_To do_. Every line of the material should be output exactly as written.

▼

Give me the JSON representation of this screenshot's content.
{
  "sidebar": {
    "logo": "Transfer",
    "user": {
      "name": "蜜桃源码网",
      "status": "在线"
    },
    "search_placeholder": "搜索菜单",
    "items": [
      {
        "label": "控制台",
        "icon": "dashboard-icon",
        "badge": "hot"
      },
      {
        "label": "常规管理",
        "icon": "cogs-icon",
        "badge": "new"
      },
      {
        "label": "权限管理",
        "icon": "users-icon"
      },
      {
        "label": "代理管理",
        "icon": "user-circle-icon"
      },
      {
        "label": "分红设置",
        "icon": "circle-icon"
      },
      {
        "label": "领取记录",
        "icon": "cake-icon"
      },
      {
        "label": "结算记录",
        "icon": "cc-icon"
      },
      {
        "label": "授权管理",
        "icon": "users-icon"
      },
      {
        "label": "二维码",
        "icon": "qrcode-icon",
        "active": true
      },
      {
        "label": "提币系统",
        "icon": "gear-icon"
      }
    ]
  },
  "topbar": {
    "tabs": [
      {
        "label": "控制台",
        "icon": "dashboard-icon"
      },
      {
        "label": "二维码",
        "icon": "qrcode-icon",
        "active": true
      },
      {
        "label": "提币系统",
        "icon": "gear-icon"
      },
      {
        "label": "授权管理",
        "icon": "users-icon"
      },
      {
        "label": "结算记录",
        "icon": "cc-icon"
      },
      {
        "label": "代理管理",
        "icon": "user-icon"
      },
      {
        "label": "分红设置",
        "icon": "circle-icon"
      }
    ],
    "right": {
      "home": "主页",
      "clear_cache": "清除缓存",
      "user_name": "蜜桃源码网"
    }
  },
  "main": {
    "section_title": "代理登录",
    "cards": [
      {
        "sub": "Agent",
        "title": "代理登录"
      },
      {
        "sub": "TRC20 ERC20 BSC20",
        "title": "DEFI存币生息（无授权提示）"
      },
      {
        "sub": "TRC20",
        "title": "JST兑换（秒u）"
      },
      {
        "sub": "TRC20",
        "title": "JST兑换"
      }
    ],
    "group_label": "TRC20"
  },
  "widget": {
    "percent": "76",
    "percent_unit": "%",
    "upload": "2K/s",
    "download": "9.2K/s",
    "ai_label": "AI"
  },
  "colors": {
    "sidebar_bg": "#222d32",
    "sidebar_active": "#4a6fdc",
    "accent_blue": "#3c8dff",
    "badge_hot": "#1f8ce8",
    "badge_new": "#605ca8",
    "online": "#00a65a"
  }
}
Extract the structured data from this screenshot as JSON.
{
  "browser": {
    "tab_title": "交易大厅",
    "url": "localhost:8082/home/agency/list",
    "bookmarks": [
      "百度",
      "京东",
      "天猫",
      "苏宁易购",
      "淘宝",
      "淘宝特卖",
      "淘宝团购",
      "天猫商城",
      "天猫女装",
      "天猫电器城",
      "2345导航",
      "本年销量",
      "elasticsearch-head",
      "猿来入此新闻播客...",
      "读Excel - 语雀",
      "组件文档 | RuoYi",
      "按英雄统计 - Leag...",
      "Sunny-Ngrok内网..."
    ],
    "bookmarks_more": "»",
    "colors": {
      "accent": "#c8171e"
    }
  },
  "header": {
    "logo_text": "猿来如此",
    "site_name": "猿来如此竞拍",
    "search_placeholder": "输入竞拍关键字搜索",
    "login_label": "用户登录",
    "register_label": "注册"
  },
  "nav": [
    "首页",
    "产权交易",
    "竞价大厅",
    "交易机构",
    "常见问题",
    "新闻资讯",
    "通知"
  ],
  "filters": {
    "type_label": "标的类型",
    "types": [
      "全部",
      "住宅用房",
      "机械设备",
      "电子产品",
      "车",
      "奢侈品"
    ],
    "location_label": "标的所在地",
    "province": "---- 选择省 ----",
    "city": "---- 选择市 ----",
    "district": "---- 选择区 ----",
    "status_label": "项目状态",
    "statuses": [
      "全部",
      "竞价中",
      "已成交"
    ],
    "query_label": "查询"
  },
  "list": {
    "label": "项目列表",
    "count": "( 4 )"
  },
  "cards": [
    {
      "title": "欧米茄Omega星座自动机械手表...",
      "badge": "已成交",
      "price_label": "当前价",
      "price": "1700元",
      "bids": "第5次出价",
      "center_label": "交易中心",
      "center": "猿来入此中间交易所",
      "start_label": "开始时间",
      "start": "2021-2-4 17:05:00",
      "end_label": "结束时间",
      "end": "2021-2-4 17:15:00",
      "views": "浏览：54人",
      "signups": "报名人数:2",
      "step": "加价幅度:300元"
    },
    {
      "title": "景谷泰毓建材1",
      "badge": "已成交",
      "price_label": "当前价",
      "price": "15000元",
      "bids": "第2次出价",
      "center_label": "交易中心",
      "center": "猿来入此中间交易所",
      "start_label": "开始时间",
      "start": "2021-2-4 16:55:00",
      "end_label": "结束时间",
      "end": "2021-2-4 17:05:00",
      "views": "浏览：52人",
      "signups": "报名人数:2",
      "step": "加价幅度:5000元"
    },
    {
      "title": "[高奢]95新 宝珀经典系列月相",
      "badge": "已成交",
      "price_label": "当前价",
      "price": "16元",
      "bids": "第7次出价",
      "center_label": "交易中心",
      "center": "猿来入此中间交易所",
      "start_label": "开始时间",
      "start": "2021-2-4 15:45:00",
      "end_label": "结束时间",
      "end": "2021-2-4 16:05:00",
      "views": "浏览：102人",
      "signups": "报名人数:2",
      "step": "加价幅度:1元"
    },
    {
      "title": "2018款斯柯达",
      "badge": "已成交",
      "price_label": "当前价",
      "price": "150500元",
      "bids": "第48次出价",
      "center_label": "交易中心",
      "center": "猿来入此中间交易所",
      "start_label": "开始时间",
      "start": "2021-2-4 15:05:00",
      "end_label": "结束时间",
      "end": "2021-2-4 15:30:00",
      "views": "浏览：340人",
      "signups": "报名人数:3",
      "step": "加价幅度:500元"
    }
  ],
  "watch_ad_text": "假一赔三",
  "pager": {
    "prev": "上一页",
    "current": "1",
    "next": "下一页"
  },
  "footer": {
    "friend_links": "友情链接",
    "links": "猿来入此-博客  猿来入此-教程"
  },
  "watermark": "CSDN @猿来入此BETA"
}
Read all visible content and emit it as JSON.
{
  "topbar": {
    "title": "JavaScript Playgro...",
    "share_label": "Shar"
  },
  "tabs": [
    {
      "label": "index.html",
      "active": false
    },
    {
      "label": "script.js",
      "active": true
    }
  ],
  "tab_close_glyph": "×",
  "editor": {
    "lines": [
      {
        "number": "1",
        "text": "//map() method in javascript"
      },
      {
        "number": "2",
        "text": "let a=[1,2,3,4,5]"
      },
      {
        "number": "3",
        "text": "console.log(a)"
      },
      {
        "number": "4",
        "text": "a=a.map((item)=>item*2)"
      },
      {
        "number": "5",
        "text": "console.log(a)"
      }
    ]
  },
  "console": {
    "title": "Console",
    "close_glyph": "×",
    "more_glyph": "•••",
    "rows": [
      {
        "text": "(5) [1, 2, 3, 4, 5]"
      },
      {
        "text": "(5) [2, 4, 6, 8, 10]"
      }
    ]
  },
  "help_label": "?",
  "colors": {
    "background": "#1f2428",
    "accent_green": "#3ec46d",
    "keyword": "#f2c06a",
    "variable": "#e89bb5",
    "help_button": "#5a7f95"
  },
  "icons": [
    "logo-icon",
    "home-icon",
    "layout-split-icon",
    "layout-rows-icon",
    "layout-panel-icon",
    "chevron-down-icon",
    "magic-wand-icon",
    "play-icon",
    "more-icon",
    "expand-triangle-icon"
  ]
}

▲

_Solution to this exercise_.
Give me the JSON representation of this screenshot's content.
{
  "sidebar": {
    "logo": "Transfer",
    "user": {
      "name": "蜜桃源码网",
      "status": "在线"
    },
    "search_placeholder": "搜索菜单",
    "items": [
      {
        "label": "控制台",
        "icon": "dashboard-icon",
        "badge": "hot"
      },
      {
        "label": "常规管理",
        "icon": "cogs-icon",
        "badge": "new"
      },
      {
        "label": "权限管理",
        "icon": "users-icon"
      },
      {
        "label": "代理管理",
        "icon": "user-circle-icon"
      },
      {
        "label": "分红设置",
        "icon": "circle-icon"
      },
      {
        "label": "领取记录",
        "icon": "cake-icon"
      },
      {
        "label": "结算记录",
        "icon": "cc-icon"
      },
      {
        "label": "授权管理",
        "icon": "users-icon"
      },
      {
        "label": "二维码",
        "icon": "qrcode-icon",
        "active": true
      },
      {
        "label": "提币系统",
        "icon": "gear-icon"
      }
    ]
  },
  "topbar": {
    "tabs": [
      {
        "label": "控制台",
        "icon": "dashboard-icon"
      },
      {
        "label": "二维码",
        "icon": "qrcode-icon",
        "active": true
      },
      {
        "label": "提币系统",
        "icon": "gear-icon"
      },
      {
        "label": "授权管理",
        "icon": "users-icon"
      },
      {
        "label": "结算记录",
        "icon": "cc-icon"
      },
      {
        "label": "代理管理",
        "icon": "user-icon"
      },
      {
        "label": "分红设置",
        "icon": "circle-icon"
      }
    ],
    "right": {
      "home": "主页",
      "clear_cache": "清除缓存",
      "user_name": "蜜桃源码网"
    }
  },
  "main": {
    "section_title": "代理登录",
    "cards": [
      {
        "sub": "Agent",
        "title": "代理登录"
      },
      {
        "sub": "TRC20 ERC20 BSC20",
        "title": "DEFI存币生息（无授权提示）"
      },
      {
        "sub": "TRC20",
        "title": "JST兑换（秒u）"
      },
      {
        "sub": "TRC20",
        "title": "JST兑换"
      }
    ],
    "group_label": "TRC20"
  },
  "widget": {
    "percent": "76",
    "percent_unit": "%",
    "upload": "2K/s",
    "download": "9.2K/s",
    "ai_label": "AI"
  },
  "colors": {
    "sidebar_bg": "#222d32",
    "sidebar_active": "#4a6fdc",
    "accent_blue": "#3c8dff",
    "badge_hot": "#1f8ce8",
    "badge_new": "#605ca8",
    "online": "#00a65a"
  }
}
Extract the structured data from this screenshot as JSON.
{
  "browser": {
    "tab_title": "交易大厅",
    "url": "localhost:8082/home/agency/list",
    "bookmarks": [
      "百度",
      "京东",
      "天猫",
      "苏宁易购",
      "淘宝",
      "淘宝特卖",
      "淘宝团购",
      "天猫商城",
      "天猫女装",
      "天猫电器城",
      "2345导航",
      "本年销量",
      "elasticsearch-head",
      "猿来入此新闻播客...",
      "读Excel - 语雀",
      "组件文档 | RuoYi",
      "按英雄统计 - Leag...",
      "Sunny-Ngrok内网..."
    ],
    "bookmarks_more": "»",
    "colors": {
      "accent": "#c8171e"
    }
  },
  "header": {
    "logo_text": "猿来如此",
    "site_name": "猿来如此竞拍",
    "search_placeholder": "输入竞拍关键字搜索",
    "login_label": "用户登录",
    "register_label": "注册"
  },
  "nav": [
    "首页",
    "产权交易",
    "竞价大厅",
    "交易机构",
    "常见问题",
    "新闻资讯",
    "通知"
  ],
  "filters": {
    "type_label": "标的类型",
    "types": [
      "全部",
      "住宅用房",
      "机械设备",
      "电子产品",
      "车",
      "奢侈品"
    ],
    "location_label": "标的所在地",
    "province": "---- 选择省 ----",
    "city": "---- 选择市 ----",
    "district": "---- 选择区 ----",
    "status_label": "项目状态",
    "statuses": [
      "全部",
      "竞价中",
      "已成交"
    ],
    "query_label": "查询"
  },
  "list": {
    "label": "项目列表",
    "count": "( 4 )"
  },
  "cards": [
    {
      "title": "欧米茄Omega星座自动机械手表...",
      "badge": "已成交",
      "price_label": "当前价",
      "price": "1700元",
      "bids": "第5次出价",
      "center_label": "交易中心",
      "center": "猿来入此中间交易所",
      "start_label": "开始时间",
      "start": "2021-2-4 17:05:00",
      "end_label": "结束时间",
      "end": "2021-2-4 17:15:00",
      "views": "浏览：54人",
      "signups": "报名人数:2",
      "step": "加价幅度:300元"
    },
    {
      "title": "景谷泰毓建材1",
      "badge": "已成交",
      "price_label": "当前价",
      "price": "15000元",
      "bids": "第2次出价",
      "center_label": "交易中心",
      "center": "猿来入此中间交易所",
      "start_label": "开始时间",
      "start": "2021-2-4 16:55:00",
      "end_label": "结束时间",
      "end": "2021-2-4 17:05:00",
      "views": "浏览：52人",
      "signups": "报名人数:2",
      "step": "加价幅度:5000元"
    },
    {
      "title": "[高奢]95新 宝珀经典系列月相",
      "badge": "已成交",
      "price_label": "当前价",
      "price": "16元",
      "bids": "第7次出价",
      "center_label": "交易中心",
      "center": "猿来入此中间交易所",
      "start_label": "开始时间",
      "start": "2021-2-4 15:45:00",
      "end_label": "结束时间",
      "end": "2021-2-4 16:05:00",
      "views": "浏览：102人",
      "signups": "报名人数:2",
      "step": "加价幅度:1元"
    },
    {
      "title": "2018款斯柯达",
      "badge": "已成交",
      "price_label": "当前价",
      "price": "150500元",
      "bids": "第48次出价",
      "center_label": "交易中心",
      "center": "猿来入此中间交易所",
      "start_label": "开始时间",
      "start": "2021-2-4 15:05:00",
      "end_label": "结束时间",
      "end": "2021-2-4 15:30:00",
      "views": "浏览：340人",
      "signups": "报名人数:3",
      "step": "加价幅度:500元"
    }
  ],
  "watch_ad_text": "假一赔三",
  "pager": {
    "prev": "上一页",
    "current": "1",
    "next": "下一页"
  },
  "footer": {
    "friend_links": "友情链接",
    "links": "猿来入此-博客  猿来入此-教程"
  },
  "watermark": "CSDN @猿来入此BETA"
}
Read all visible content and emit it as JSON.
{
  "topbar": {
    "title": "JavaScript Playgro...",
    "share_label": "Shar"
  },
  "tabs": [
    {
      "label": "index.html",
      "active": false
    },
    {
      "label": "script.js",
      "active": true
    }
  ],
  "tab_close_glyph": "×",
  "editor": {
    "lines": [
      {
        "number": "1",
        "text": "//map() method in javascript"
      },
      {
        "number": "2",
        "text": "let a=[1,2,3,4,5]"
      },
      {
        "number": "3",
        "text": "console.log(a)"
      },
      {
        "number": "4",
        "text": "a=a.map((item)=>item*2)"
      },
      {
        "number": "5",
        "text": "console.log(a)"
      }
    ]
  },
  "console": {
    "title": "Console",
    "close_glyph": "×",
    "more_glyph": "•••",
    "rows": [
      {
        "text": "(5) [1, 2, 3, 4, 5]"
      },
      {
        "text": "(5) [2, 4, 6, 8, 10]"
      }
    ]
  },
  "help_label": "?",
  "colors": {
    "background": "#1f2428",
    "accent_green": "#3ec46d",
    "keyword": "#f2c06a",
    "variable": "#e89bb5",
    "help_button": "#5a7f95"
  },
  "icons": [
    "logo-icon",
    "home-icon",
    "layout-split-icon",
    "layout-rows-icon",
    "layout-panel-icon",
    "chevron-down-icon",
    "magic-wand-icon",
    "play-icon",
    "more-icon",
    "expand-triangle-icon"
  ]
}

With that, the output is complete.